*EXERCISE GOAL*
Produce a verbatim copy of the following records, leaving out all pictures.

*RECORDS TO USE*
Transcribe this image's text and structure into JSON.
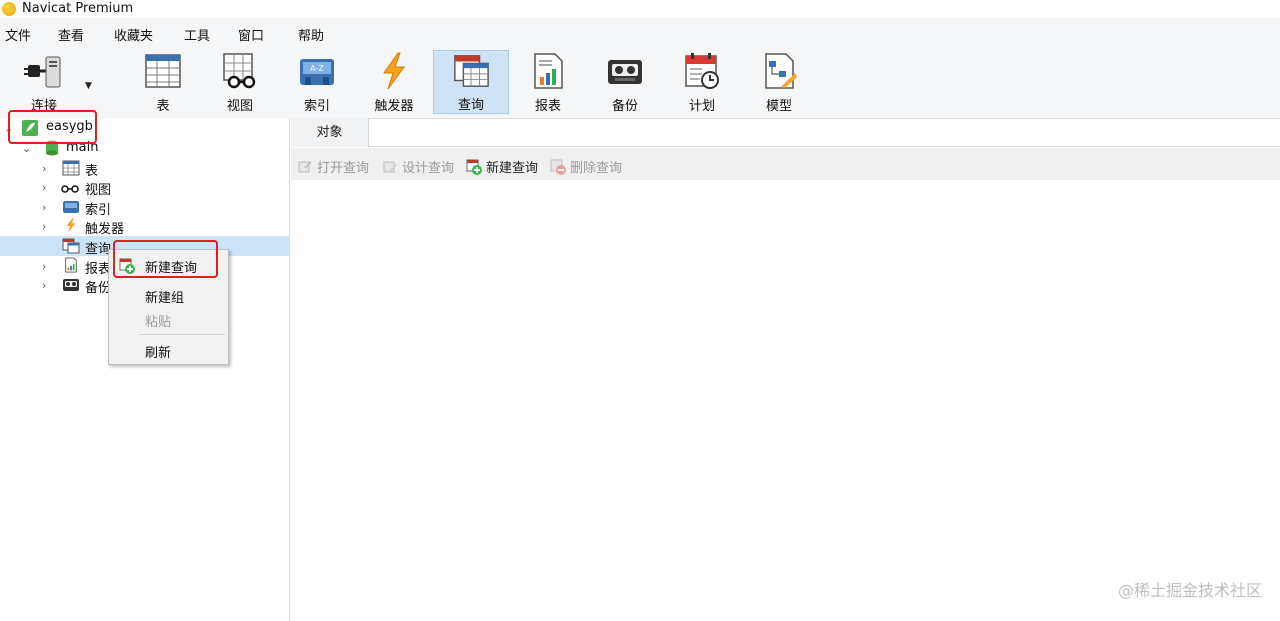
{
  "window": {
    "title": "Navicat Premium"
  },
  "menu": [
    "文件",
    "查看",
    "收藏夹",
    "工具",
    "窗口",
    "帮助"
  ],
  "toolbar": {
    "buttons": [
      {
        "label": "连接",
        "icon": "connection-plug-icon"
      },
      {
        "label": "表",
        "icon": "table-icon"
      },
      {
        "label": "视图",
        "icon": "view-glasses-icon"
      },
      {
        "label": "索引",
        "icon": "index-icon"
      },
      {
        "label": "触发器",
        "icon": "trigger-lightning-icon"
      },
      {
        "label": "查询",
        "icon": "query-icon"
      },
      {
        "label": "报表",
        "icon": "report-icon"
      },
      {
        "label": "备份",
        "icon": "backup-icon"
      },
      {
        "label": "计划",
        "icon": "schedule-calendar-icon"
      },
      {
        "label": "模型",
        "icon": "model-icon"
      }
    ],
    "active": "查询"
  },
  "tree": {
    "connection": "easygb",
    "schema": "main",
    "nodes": [
      "表",
      "视图",
      "索引",
      "触发器",
      "查询",
      "报表",
      "备份"
    ]
  },
  "object_tab": {
    "label": "对象"
  },
  "object_toolbar": {
    "open": "打开查询",
    "design": "设计查询",
    "new": "新建查询",
    "delete": "删除查询"
  },
  "context_menu": {
    "new_query": "新建查询",
    "new_group": "新建组",
    "paste": "粘贴",
    "refresh": "刷新"
  },
  "watermark": "@稀土掘金技术社区",
  "colors": {
    "active_toolbar": "#cfe3f7",
    "selected_row": "#cce4f7",
    "highlight": "#e02020"
  }
}
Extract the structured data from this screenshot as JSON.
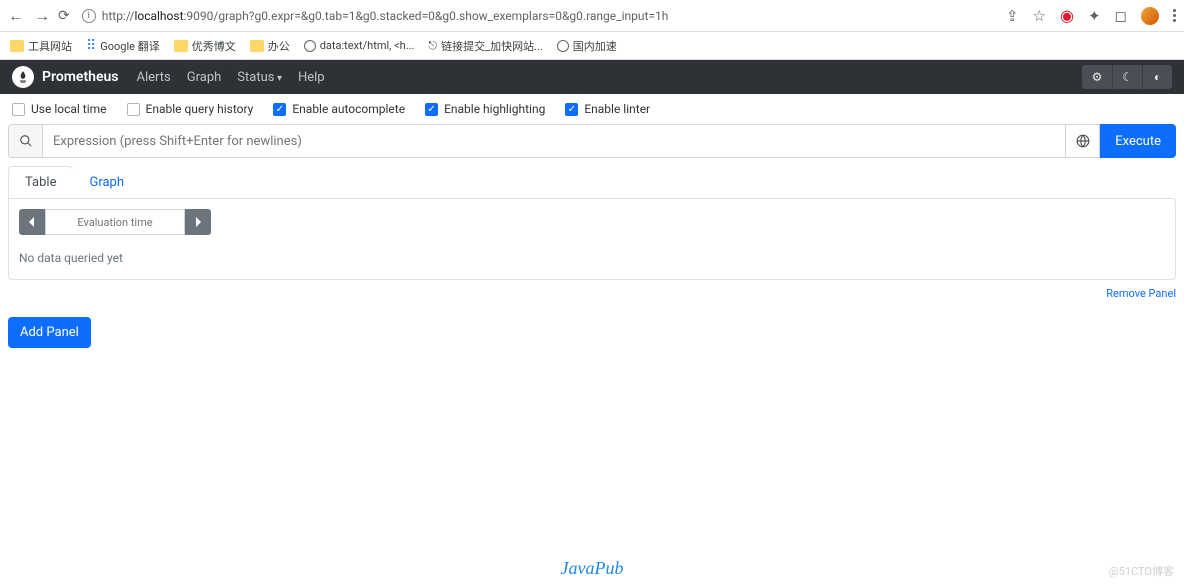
{
  "browser": {
    "url_prefix": "http://",
    "url_host": "localhost",
    "url_rest": ":9090/graph?g0.expr=&g0.tab=1&g0.stacked=0&g0.show_exemplars=0&g0.range_input=1h"
  },
  "bookmarks": {
    "items": [
      {
        "label": "工具网站",
        "type": "folder"
      },
      {
        "label": "Google 翻译",
        "type": "gt"
      },
      {
        "label": "优秀博文",
        "type": "folder"
      },
      {
        "label": "办公",
        "type": "folder"
      },
      {
        "label": "data:text/html, <h...",
        "type": "globe"
      },
      {
        "label": "链接提交_加快网站...",
        "type": "link"
      },
      {
        "label": "国内加速",
        "type": "globe"
      }
    ]
  },
  "navbar": {
    "brand": "Prometheus",
    "links": {
      "alerts": "Alerts",
      "graph": "Graph",
      "status": "Status",
      "help": "Help"
    }
  },
  "options": {
    "localTime": {
      "label": "Use local time",
      "checked": false
    },
    "queryHistory": {
      "label": "Enable query history",
      "checked": false
    },
    "autocomplete": {
      "label": "Enable autocomplete",
      "checked": true
    },
    "highlighting": {
      "label": "Enable highlighting",
      "checked": true
    },
    "linter": {
      "label": "Enable linter",
      "checked": true
    }
  },
  "expression": {
    "placeholder": "Expression (press Shift+Enter for newlines)",
    "executeLabel": "Execute"
  },
  "tabs": {
    "table": "Table",
    "graph": "Graph"
  },
  "panel": {
    "evalPlaceholder": "Evaluation time",
    "noData": "No data queried yet",
    "removeLabel": "Remove Panel",
    "addLabel": "Add Panel"
  },
  "footer": {
    "javapub": "JavaPub",
    "watermark": "@51CTO博客"
  }
}
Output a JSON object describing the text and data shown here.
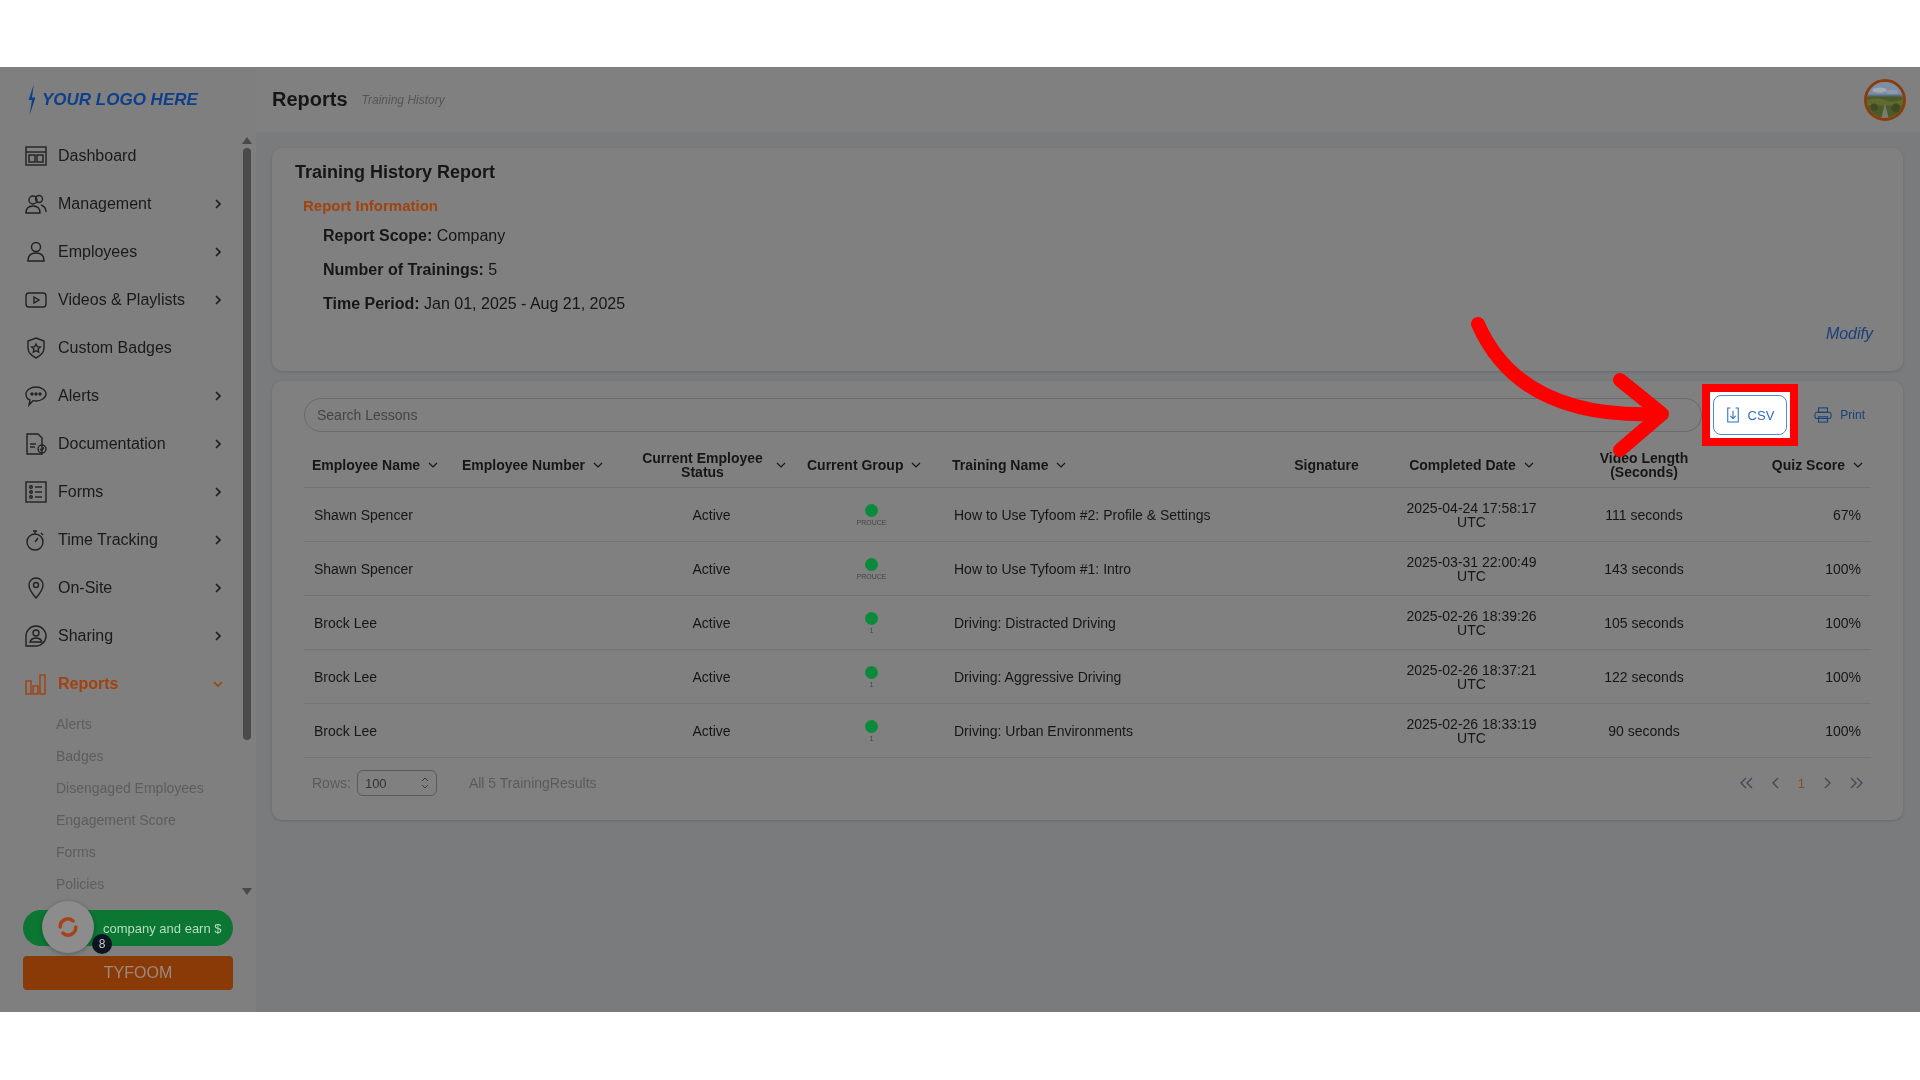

*YOUR SOLUTION*
Transcribe this image's text and structure into JSON.
{
  "window": {
    "title": "Navicat Premium"
  },
  "menu": [
    "文件",
    "查看",
    "收藏夹",
    "工具",
    "窗口",
    "帮助"
  ],
  "toolbar": {
    "buttons": [
      {
        "label": "连接",
        "icon": "connection-plug-icon"
      },
      {
        "label": "表",
        "icon": "table-icon"
      },
      {
        "label": "视图",
        "icon": "view-glasses-icon"
      },
      {
        "label": "索引",
        "icon": "index-icon"
      },
      {
        "label": "触发器",
        "icon": "trigger-lightning-icon"
      },
      {
        "label": "查询",
        "icon": "query-icon"
      },
      {
        "label": "报表",
        "icon": "report-icon"
      },
      {
        "label": "备份",
        "icon": "backup-icon"
      },
      {
        "label": "计划",
        "icon": "schedule-calendar-icon"
      },
      {
        "label": "模型",
        "icon": "model-icon"
      }
    ],
    "active": "查询"
  },
  "tree": {
    "connection": "easygb",
    "schema": "main",
    "nodes": [
      "表",
      "视图",
      "索引",
      "触发器",
      "查询",
      "报表",
      "备份"
    ]
  },
  "object_tab": {
    "label": "对象"
  },
  "object_toolbar": {
    "open": "打开查询",
    "design": "设计查询",
    "new": "新建查询",
    "delete": "删除查询"
  },
  "context_menu": {
    "new_query": "新建查询",
    "new_group": "新建组",
    "paste": "粘贴",
    "refresh": "刷新"
  },
  "watermark": "@稀土掘金技术社区",
  "colors": {
    "active_toolbar": "#cfe3f7",
    "selected_row": "#cce4f7",
    "highlight": "#e02020"
  }
}
Extract the structured data from this screenshot as JSON.
{
  "browser": {
    "url_prefix": "http://",
    "url_host": "localhost",
    "url_rest": ":9090/graph?g0.expr=&g0.tab=1&g0.stacked=0&g0.show_exemplars=0&g0.range_input=1h"
  },
  "bookmarks": {
    "items": [
      {
        "label": "工具网站",
        "type": "folder"
      },
      {
        "label": "Google 翻译",
        "type": "gt"
      },
      {
        "label": "优秀博文",
        "type": "folder"
      },
      {
        "label": "办公",
        "type": "folder"
      },
      {
        "label": "data:text/html, <h...",
        "type": "globe"
      },
      {
        "label": "链接提交_加快网站...",
        "type": "link"
      },
      {
        "label": "国内加速",
        "type": "globe"
      }
    ]
  },
  "navbar": {
    "brand": "Prometheus",
    "links": {
      "alerts": "Alerts",
      "graph": "Graph",
      "status": "Status",
      "help": "Help"
    }
  },
  "options": {
    "localTime": {
      "label": "Use local time",
      "checked": false
    },
    "queryHistory": {
      "label": "Enable query history",
      "checked": false
    },
    "autocomplete": {
      "label": "Enable autocomplete",
      "checked": true
    },
    "highlighting": {
      "label": "Enable highlighting",
      "checked": true
    },
    "linter": {
      "label": "Enable linter",
      "checked": true
    }
  },
  "expression": {
    "placeholder": "Expression (press Shift+Enter for newlines)",
    "executeLabel": "Execute"
  },
  "tabs": {
    "table": "Table",
    "graph": "Graph"
  },
  "panel": {
    "evalPlaceholder": "Evaluation time",
    "noData": "No data queried yet",
    "removeLabel": "Remove Panel",
    "addLabel": "Add Panel"
  },
  "footer": {
    "javapub": "JavaPub",
    "watermark": "@51CTO博客"
  }
}
Output a JSON object describing the text and data shown here.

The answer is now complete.